■ Directions for this task
Would you print all of the entries word for word?

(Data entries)
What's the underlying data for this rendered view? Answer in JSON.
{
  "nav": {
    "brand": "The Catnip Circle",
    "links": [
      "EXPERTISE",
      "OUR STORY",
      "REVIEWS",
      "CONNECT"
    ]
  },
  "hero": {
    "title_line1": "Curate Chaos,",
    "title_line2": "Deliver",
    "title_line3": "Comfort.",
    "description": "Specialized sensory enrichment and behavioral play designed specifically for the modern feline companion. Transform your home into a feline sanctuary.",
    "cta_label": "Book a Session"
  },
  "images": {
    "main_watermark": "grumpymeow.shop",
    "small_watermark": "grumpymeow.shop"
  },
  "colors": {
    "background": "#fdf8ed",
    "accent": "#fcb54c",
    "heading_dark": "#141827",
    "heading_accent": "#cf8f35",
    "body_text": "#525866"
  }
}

■ Written solution
What's the underlying data for this rendered view? Answer in JSON.
{
  "nav": {
    "brand": "The Catnip Circle",
    "links": [
      "EXPERTISE",
      "OUR STORY",
      "REVIEWS",
      "CONNECT"
    ]
  },
  "hero": {
    "title_line1": "Curate Chaos,",
    "title_line2": "Deliver",
    "title_line3": "Comfort.",
    "description": "Specialized sensory enrichment and behavioral play designed specifically for the modern feline companion. Transform your home into a feline sanctuary.",
    "cta_label": "Book a Session"
  },
  "images": {
    "main_watermark": "grumpymeow.shop",
    "small_watermark": "grumpymeow.shop"
  },
  "colors": {
    "background": "#fdf8ed",
    "accent": "#fcb54c",
    "heading_dark": "#141827",
    "heading_accent": "#cf8f35",
    "body_text": "#525866"
  }
}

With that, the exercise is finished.